“The circumstances now are very different from when we had to leave the country. They are having a harder time than we did with finding their place in Europe. We saw how the second generation was struggling, so we started Amana, an organization that focuses on solving the challenges Eritrean refugees in The Netherlands deal with.
We wanted to create visibility and reach out to young Eritreans who are having problems adapting to Dutch culture. In Eritrea there is a we-culture. We are one. We always help each other. In Europe, the culture is much more individualistic. Young men get lost here. Because there is no social control, they start misbehaving. Drinking a lot, sitting at home, doing nothing. They don’t have a network, they don’t understand the language and the culture.
With Amana we want to give them perspective. We organize social activities like Eid al-Fitr (the end of Ramadan) and Eid al-Adha (sacrifice feast) and activities and lectures focused on culture, skills and sports. We want to give newcomers all the tools they need to succeed. We help them to be truly independent and to take control of their own future.”
Q: How did you become successful?
“I believe your home-situation has a big role in your level of success. My mother was here alone, with six children. She had to be a mother and a father in one. She was very strict and helped me to focus on my future. If I came home late, she was sitting on the couch, waiting for me. There was no room for me to stray from the right path. She stimulated me to finish school, choose a profession and work hard.
When I moved out, I had more freedom. I wasn’t interested in parties, alcohol and drugs. But if my mother hadn’t raised me this strict, I don’t know if I would have finished school and accomplished all my goals.”
Q: What advice can you give newcomers?
“Young Eritreans who are here without their families, have a tough time to stay on the right path. There is hardly any pressure to work hard. The policies from the government aren’t stimulating refugees to create a new life. There are a lot of people who want to work, but they are just sitting at home.

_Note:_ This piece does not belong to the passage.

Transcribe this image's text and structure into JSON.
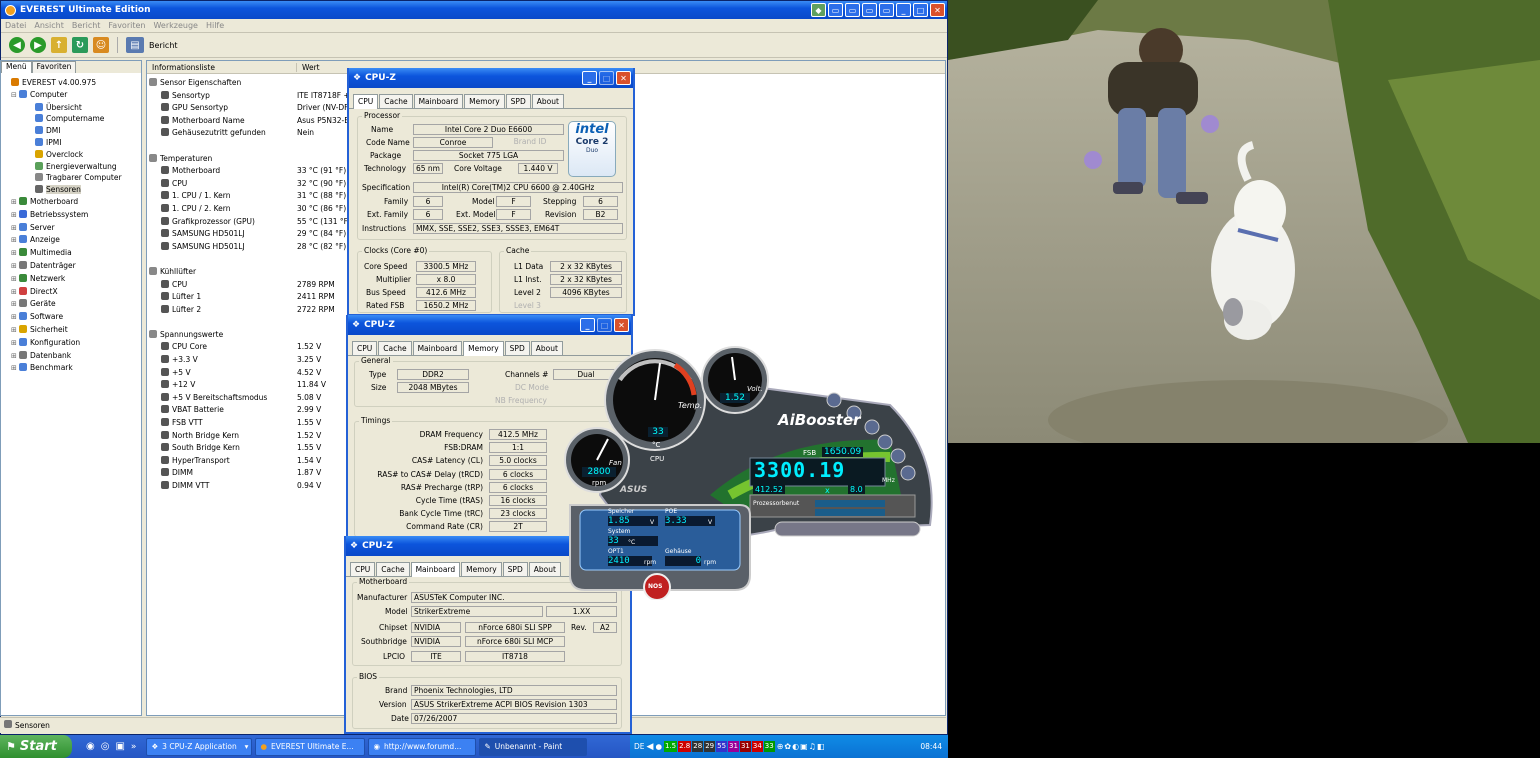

It is important that they receive concrete aid from the government. There need to be programmes focused on the problems of Eritrean refugees, not some generic program. And the refugees themselves need to learn to be open-minded about their new culture. You don’t have to act in a way that doesn’t suit you, but you need to understand the culture of your new country.
The longer you live here, the easier it gets.
Learn the language, get an education, focus on the future and set goals. Don’t stay at home and do nothing. Learn your new culture through your interests. Do you like soccer? Join a Dutch team. Do you like cycling? Find Dutch people you can cycle with. Ask questions, show interest.
In Europe and especially in The Netherlands, you get a lot of opportunities to reach your goals. Grasp these opportunities, focus on the future and don’t waste your time. And if you’re unsure on how to reach your goals, find an organization that can show you the way. There is always a solution for your problem.”